### Activity
Take each line from the entries that holds "background" and copy it out.

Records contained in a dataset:
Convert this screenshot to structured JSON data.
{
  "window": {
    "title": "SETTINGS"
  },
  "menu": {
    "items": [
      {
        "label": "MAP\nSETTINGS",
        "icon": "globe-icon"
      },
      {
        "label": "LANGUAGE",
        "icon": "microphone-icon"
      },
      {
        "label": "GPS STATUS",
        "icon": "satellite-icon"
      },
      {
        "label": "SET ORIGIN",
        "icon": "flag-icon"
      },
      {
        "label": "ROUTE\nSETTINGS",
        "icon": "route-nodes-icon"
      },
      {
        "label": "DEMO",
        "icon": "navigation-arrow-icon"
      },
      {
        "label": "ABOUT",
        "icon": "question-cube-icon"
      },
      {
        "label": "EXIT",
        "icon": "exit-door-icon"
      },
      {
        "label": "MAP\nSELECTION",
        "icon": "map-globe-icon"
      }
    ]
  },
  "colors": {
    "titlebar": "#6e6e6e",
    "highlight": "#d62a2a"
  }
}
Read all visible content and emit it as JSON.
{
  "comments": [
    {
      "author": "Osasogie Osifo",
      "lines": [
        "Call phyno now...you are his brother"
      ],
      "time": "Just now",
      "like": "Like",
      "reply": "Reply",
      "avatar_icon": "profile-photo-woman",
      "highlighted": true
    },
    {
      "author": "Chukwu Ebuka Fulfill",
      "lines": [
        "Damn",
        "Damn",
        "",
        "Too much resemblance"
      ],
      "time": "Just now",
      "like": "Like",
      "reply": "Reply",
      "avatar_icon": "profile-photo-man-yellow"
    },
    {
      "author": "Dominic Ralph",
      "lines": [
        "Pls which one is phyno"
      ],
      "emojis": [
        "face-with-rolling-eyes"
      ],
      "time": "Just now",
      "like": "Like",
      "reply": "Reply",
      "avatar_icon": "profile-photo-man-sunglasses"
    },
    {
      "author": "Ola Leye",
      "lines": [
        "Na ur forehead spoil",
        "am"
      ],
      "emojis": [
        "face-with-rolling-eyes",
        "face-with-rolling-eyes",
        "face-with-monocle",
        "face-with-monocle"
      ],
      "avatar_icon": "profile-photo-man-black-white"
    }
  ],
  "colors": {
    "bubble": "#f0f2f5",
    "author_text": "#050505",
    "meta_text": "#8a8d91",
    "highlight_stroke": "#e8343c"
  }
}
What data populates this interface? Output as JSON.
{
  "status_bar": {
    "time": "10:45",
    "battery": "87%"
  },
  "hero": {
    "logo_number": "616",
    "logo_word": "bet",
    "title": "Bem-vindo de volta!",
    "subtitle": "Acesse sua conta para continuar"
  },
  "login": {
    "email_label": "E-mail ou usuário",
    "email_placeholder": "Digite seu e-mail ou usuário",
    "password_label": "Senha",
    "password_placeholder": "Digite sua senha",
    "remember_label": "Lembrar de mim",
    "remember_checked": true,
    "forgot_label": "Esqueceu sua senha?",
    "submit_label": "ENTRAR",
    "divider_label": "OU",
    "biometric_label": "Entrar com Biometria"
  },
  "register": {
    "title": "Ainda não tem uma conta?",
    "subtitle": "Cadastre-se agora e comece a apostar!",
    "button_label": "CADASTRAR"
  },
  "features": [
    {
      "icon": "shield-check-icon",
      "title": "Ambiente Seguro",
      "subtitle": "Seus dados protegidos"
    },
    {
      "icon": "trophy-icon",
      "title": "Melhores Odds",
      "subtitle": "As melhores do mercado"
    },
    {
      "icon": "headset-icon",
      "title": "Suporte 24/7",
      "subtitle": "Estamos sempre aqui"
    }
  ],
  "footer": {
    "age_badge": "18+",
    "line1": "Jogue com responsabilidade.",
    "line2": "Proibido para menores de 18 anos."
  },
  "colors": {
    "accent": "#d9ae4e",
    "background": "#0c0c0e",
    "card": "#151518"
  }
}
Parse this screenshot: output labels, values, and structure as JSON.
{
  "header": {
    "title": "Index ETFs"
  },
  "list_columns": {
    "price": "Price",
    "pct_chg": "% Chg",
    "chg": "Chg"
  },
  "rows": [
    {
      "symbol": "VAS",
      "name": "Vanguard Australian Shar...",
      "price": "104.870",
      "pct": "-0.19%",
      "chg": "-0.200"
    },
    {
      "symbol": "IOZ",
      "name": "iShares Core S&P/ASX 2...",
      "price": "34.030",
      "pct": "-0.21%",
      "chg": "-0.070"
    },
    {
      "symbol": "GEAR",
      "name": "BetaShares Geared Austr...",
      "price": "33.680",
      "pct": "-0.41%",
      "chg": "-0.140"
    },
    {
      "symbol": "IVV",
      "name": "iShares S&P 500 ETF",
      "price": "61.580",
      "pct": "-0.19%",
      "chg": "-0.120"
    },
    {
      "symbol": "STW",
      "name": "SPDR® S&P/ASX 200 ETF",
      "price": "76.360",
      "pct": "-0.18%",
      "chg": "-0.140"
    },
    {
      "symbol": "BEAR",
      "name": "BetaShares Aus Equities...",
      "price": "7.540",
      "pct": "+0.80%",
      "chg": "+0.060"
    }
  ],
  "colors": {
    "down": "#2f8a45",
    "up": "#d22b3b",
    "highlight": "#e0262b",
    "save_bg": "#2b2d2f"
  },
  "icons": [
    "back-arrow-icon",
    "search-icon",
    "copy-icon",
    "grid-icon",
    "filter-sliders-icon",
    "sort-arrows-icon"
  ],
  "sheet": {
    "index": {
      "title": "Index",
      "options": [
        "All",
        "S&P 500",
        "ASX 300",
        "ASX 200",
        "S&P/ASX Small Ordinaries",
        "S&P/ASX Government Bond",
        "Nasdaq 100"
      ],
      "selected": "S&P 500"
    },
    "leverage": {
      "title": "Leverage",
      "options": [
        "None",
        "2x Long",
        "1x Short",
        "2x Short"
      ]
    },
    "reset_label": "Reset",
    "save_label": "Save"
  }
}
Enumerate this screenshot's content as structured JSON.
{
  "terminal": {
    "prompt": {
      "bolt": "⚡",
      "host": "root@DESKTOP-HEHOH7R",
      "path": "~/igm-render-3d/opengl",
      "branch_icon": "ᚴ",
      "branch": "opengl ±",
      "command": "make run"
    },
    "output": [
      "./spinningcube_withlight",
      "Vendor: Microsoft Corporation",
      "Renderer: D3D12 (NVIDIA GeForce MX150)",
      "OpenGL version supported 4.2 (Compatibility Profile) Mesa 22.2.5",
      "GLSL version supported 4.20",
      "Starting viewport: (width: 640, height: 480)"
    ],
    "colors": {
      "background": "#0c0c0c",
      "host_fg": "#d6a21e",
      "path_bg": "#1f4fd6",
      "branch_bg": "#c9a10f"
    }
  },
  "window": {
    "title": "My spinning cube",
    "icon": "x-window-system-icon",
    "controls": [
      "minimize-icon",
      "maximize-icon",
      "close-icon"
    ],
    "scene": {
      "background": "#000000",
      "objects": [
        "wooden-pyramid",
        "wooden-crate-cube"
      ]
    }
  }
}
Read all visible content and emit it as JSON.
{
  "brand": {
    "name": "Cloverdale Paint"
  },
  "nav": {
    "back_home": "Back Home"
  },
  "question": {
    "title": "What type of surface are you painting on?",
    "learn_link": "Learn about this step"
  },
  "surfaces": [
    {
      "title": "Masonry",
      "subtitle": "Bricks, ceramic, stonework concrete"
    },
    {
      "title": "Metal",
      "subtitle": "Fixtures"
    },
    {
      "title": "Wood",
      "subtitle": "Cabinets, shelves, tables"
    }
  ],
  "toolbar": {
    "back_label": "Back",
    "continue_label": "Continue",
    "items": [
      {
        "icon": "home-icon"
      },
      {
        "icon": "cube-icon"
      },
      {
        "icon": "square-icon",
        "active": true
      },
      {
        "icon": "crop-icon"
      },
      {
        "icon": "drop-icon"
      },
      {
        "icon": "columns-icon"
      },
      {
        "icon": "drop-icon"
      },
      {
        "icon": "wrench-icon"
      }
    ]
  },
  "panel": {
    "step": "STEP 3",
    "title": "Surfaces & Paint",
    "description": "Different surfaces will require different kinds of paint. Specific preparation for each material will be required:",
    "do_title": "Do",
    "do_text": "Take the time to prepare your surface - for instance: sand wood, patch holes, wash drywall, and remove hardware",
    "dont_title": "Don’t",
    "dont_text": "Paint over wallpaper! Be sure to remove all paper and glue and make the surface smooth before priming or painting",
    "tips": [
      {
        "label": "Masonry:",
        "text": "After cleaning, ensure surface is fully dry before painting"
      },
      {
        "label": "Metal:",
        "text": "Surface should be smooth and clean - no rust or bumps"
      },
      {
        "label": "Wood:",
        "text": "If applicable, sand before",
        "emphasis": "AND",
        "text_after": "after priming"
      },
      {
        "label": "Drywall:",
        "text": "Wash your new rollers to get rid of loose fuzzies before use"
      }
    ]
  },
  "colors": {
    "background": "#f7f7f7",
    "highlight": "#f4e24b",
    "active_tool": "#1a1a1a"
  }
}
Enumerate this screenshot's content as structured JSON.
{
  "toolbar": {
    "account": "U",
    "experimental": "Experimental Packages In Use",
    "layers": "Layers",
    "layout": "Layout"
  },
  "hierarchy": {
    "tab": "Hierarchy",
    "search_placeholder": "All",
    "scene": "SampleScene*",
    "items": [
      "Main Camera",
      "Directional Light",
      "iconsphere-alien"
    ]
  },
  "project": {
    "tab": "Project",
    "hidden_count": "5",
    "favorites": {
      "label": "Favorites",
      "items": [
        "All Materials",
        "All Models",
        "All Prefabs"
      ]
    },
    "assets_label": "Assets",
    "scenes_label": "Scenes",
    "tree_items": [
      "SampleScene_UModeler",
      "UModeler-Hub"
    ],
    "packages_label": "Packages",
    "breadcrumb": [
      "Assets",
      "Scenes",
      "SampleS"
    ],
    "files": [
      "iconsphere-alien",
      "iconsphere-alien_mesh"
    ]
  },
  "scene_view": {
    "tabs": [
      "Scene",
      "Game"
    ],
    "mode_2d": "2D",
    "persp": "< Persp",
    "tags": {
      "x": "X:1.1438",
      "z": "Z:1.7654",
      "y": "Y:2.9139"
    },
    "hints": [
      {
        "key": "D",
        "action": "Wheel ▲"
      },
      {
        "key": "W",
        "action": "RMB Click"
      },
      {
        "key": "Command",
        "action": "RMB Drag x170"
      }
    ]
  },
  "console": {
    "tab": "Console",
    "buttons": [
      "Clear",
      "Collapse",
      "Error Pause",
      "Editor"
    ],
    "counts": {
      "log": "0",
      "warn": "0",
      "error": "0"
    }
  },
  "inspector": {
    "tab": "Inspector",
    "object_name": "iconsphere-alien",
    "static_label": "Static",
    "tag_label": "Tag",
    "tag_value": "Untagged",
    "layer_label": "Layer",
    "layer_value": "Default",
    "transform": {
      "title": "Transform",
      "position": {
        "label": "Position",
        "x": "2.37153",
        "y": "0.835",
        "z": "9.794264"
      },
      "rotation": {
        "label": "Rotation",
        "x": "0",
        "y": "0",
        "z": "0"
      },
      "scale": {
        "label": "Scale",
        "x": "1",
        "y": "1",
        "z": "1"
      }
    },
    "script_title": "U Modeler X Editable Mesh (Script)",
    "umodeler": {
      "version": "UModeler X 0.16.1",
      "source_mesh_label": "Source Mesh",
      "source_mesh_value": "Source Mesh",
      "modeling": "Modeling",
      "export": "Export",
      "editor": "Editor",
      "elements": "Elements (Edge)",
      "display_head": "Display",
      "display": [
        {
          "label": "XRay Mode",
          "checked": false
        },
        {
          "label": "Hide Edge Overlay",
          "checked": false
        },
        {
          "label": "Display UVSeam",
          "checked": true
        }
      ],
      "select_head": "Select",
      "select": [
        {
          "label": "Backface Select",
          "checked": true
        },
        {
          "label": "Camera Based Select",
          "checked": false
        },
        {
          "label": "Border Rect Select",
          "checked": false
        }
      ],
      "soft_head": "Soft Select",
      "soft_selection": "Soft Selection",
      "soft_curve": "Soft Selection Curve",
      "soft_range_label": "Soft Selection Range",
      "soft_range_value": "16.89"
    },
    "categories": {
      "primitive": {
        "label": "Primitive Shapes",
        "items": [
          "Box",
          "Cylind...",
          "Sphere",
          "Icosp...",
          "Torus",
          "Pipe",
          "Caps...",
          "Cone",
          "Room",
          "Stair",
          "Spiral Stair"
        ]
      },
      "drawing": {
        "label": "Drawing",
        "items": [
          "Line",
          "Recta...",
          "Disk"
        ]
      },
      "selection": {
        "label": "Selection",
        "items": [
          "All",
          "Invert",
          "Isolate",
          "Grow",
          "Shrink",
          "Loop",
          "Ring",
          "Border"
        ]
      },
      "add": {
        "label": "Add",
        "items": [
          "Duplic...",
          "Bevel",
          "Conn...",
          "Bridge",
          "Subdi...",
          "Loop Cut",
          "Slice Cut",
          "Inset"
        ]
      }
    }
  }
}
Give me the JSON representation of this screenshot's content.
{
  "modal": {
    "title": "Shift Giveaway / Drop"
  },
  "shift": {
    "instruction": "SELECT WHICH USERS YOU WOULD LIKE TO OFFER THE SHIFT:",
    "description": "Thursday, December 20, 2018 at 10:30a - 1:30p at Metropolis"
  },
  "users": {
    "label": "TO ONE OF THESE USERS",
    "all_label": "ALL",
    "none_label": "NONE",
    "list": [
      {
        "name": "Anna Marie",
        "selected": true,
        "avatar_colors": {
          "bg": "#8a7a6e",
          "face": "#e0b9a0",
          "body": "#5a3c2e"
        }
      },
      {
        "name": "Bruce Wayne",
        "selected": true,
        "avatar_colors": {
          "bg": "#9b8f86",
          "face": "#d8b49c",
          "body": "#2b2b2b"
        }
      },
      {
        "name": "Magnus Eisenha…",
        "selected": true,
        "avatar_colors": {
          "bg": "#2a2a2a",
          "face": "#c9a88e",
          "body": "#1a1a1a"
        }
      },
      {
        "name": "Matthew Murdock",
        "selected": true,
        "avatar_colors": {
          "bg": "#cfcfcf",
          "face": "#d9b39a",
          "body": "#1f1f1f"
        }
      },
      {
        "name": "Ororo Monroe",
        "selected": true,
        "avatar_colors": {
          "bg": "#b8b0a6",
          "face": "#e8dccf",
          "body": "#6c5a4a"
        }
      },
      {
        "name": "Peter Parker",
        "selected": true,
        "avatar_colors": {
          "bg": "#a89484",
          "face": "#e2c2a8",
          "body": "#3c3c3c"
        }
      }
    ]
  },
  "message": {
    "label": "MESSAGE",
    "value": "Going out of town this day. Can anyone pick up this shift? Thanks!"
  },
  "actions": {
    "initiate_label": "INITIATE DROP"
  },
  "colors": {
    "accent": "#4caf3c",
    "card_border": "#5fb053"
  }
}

### Written solution
    "background": "#0c0c0e",
      "background": "#0c0c0c",
      "background": "#000000",
    "background": "#f7f7f7",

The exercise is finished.